**Problem description**: Reproduce the entries. Each one must match the original exactly.

**Recorded information**:

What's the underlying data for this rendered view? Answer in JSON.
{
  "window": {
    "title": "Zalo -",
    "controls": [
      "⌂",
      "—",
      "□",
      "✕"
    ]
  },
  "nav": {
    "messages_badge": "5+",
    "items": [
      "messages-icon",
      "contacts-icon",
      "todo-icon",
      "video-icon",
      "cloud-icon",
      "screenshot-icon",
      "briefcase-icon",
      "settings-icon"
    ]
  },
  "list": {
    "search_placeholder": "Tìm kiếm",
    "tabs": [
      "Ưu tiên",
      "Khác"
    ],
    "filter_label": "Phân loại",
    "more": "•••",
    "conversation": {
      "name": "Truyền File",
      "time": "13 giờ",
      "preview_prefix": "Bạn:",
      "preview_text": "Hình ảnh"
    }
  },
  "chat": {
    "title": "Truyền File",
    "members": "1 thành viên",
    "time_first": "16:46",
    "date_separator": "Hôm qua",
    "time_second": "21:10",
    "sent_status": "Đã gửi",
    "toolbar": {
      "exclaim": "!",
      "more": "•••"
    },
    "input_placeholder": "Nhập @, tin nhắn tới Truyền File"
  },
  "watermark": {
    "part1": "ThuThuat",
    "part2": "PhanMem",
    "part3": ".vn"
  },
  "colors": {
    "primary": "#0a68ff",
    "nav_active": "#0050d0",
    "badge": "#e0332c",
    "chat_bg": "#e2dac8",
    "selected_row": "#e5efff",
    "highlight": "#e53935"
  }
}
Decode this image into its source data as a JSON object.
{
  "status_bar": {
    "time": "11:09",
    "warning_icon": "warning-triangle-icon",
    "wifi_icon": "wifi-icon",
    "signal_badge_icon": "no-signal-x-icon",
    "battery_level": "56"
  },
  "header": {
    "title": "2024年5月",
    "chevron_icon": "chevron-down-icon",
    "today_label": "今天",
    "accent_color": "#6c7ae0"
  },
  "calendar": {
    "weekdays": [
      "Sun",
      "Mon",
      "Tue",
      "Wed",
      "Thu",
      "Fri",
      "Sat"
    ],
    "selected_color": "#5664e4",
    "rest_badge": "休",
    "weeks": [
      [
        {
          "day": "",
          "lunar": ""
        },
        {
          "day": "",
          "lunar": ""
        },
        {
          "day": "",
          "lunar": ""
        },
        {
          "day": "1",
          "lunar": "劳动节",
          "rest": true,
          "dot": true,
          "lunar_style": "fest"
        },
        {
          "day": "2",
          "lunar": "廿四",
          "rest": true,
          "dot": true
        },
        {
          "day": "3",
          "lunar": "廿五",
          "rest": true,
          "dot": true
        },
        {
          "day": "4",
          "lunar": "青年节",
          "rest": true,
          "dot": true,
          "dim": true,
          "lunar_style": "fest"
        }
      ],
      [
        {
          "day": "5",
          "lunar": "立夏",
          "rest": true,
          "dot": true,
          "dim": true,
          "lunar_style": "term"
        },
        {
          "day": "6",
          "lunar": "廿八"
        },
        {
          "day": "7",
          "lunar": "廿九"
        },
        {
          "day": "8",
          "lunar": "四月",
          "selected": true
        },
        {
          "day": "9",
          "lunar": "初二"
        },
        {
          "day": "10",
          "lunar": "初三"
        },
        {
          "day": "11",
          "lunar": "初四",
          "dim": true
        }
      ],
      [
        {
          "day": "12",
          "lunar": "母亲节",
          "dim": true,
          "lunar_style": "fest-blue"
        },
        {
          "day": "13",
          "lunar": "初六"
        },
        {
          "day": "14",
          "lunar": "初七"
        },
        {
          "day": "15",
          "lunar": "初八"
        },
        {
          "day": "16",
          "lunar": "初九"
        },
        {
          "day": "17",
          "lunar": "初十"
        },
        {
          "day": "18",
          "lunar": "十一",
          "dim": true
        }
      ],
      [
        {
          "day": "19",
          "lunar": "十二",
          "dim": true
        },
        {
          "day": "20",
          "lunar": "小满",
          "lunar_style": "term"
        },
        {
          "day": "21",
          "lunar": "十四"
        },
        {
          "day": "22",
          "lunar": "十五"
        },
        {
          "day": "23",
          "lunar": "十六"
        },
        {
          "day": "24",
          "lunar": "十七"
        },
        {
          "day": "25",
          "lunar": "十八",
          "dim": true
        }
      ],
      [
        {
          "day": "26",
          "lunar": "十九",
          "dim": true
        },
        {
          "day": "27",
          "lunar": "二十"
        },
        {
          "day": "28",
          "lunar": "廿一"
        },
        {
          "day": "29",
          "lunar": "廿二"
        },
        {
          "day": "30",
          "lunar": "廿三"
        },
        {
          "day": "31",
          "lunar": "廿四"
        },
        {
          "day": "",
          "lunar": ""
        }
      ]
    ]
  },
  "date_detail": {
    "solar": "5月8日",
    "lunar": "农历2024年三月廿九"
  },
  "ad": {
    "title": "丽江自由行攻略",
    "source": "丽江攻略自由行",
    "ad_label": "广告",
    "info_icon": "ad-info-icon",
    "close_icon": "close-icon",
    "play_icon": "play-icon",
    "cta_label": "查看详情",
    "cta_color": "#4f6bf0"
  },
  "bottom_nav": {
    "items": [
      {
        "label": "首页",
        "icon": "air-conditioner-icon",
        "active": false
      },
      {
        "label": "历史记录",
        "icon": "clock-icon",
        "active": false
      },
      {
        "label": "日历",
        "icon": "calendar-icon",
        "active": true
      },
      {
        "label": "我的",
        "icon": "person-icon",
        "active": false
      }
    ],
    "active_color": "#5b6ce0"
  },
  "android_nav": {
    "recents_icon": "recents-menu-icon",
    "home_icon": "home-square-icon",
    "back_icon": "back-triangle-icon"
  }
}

**Written reply**:
What's the underlying data for this rendered view? Answer in JSON.
{
  "window": {
    "title": "Zalo -",
    "controls": [
      "⌂",
      "—",
      "□",
      "✕"
    ]
  },
  "nav": {
    "messages_badge": "5+",
    "items": [
      "messages-icon",
      "contacts-icon",
      "todo-icon",
      "video-icon",
      "cloud-icon",
      "screenshot-icon",
      "briefcase-icon",
      "settings-icon"
    ]
  },
  "list": {
    "search_placeholder": "Tìm kiếm",
    "tabs": [
      "Ưu tiên",
      "Khác"
    ],
    "filter_label": "Phân loại",
    "more": "•••",
    "conversation": {
      "name": "Truyền File",
      "time": "13 giờ",
      "preview_prefix": "Bạn:",
      "preview_text": "Hình ảnh"
    }
  },
  "chat": {
    "title": "Truyền File",
    "members": "1 thành viên",
    "time_first": "16:46",
    "date_separator": "Hôm qua",
    "time_second": "21:10",
    "sent_status": "Đã gửi",
    "toolbar": {
      "exclaim": "!",
      "more": "•••"
    },
    "input_placeholder": "Nhập @, tin nhắn tới Truyền File"
  },
  "watermark": {
    "part1": "ThuThuat",
    "part2": "PhanMem",
    "part3": ".vn"
  },
  "colors": {
    "primary": "#0a68ff",
    "nav_active": "#0050d0",
    "badge": "#e0332c",
    "chat_bg": "#e2dac8",
    "selected_row": "#e5efff",
    "highlight": "#e53935"
  }
}
Decode this image into its source data as a JSON object.
{
  "status_bar": {
    "time": "11:09",
    "warning_icon": "warning-triangle-icon",
    "wifi_icon": "wifi-icon",
    "signal_badge_icon": "no-signal-x-icon",
    "battery_level": "56"
  },
  "header": {
    "title": "2024年5月",
    "chevron_icon": "chevron-down-icon",
    "today_label": "今天",
    "accent_color": "#6c7ae0"
  },
  "calendar": {
    "weekdays": [
      "Sun",
      "Mon",
      "Tue",
      "Wed",
      "Thu",
      "Fri",
      "Sat"
    ],
    "selected_color": "#5664e4",
    "rest_badge": "休",
    "weeks": [
      [
        {
          "day": "",
          "lunar": ""
        },
        {
          "day": "",
          "lunar": ""
        },
        {
          "day": "",
          "lunar": ""
        },
        {
          "day": "1",
          "lunar": "劳动节",
          "rest": true,
          "dot": true,
          "lunar_style": "fest"
        },
        {
          "day": "2",
          "lunar": "廿四",
          "rest": true,
          "dot": true
        },
        {
          "day": "3",
          "lunar": "廿五",
          "rest": true,
          "dot": true
        },
        {
          "day": "4",
          "lunar": "青年节",
          "rest": true,
          "dot": true,
          "dim": true,
          "lunar_style": "fest"
        }
      ],
      [
        {
          "day": "5",
          "lunar": "立夏",
          "rest": true,
          "dot": true,
          "dim": true,
          "lunar_style": "term"
        },
        {
          "day": "6",
          "lunar": "廿八"
        },
        {
          "day": "7",
          "lunar": "廿九"
        },
        {
          "day": "8",
          "lunar": "四月",
          "selected": true
        },
        {
          "day": "9",
          "lunar": "初二"
        },
        {
          "day": "10",
          "lunar": "初三"
        },
        {
          "day": "11",
          "lunar": "初四",
          "dim": true
        }
      ],
      [
        {
          "day": "12",
          "lunar": "母亲节",
          "dim": true,
          "lunar_style": "fest-blue"
        },
        {
          "day": "13",
          "lunar": "初六"
        },
        {
          "day": "14",
          "lunar": "初七"
        },
        {
          "day": "15",
          "lunar": "初八"
        },
        {
          "day": "16",
          "lunar": "初九"
        },
        {
          "day": "17",
          "lunar": "初十"
        },
        {
          "day": "18",
          "lunar": "十一",
          "dim": true
        }
      ],
      [
        {
          "day": "19",
          "lunar": "十二",
          "dim": true
        },
        {
          "day": "20",
          "lunar": "小满",
          "lunar_style": "term"
        },
        {
          "day": "21",
          "lunar": "十四"
        },
        {
          "day": "22",
          "lunar": "十五"
        },
        {
          "day": "23",
          "lunar": "十六"
        },
        {
          "day": "24",
          "lunar": "十七"
        },
        {
          "day": "25",
          "lunar": "十八",
          "dim": true
        }
      ],
      [
        {
          "day": "26",
          "lunar": "十九",
          "dim": true
        },
        {
          "day": "27",
          "lunar": "二十"
        },
        {
          "day": "28",
          "lunar": "廿一"
        },
        {
          "day": "29",
          "lunar": "廿二"
        },
        {
          "day": "30",
          "lunar": "廿三"
        },
        {
          "day": "31",
          "lunar": "廿四"
        },
        {
          "day": "",
          "lunar": ""
        }
      ]
    ]
  },
  "date_detail": {
    "solar": "5月8日",
    "lunar": "农历2024年三月廿九"
  },
  "ad": {
    "title": "丽江自由行攻略",
    "source": "丽江攻略自由行",
    "ad_label": "广告",
    "info_icon": "ad-info-icon",
    "close_icon": "close-icon",
    "play_icon": "play-icon",
    "cta_label": "查看详情",
    "cta_color": "#4f6bf0"
  },
  "bottom_nav": {
    "items": [
      {
        "label": "首页",
        "icon": "air-conditioner-icon",
        "active": false
      },
      {
        "label": "历史记录",
        "icon": "clock-icon",
        "active": false
      },
      {
        "label": "日历",
        "icon": "calendar-icon",
        "active": true
      },
      {
        "label": "我的",
        "icon": "person-icon",
        "active": false
      }
    ],
    "active_color": "#5b6ce0"
  },
  "android_nav": {
    "recents_icon": "recents-menu-icon",
    "home_icon": "home-square-icon",
    "back_icon": "back-triangle-icon"
  }
}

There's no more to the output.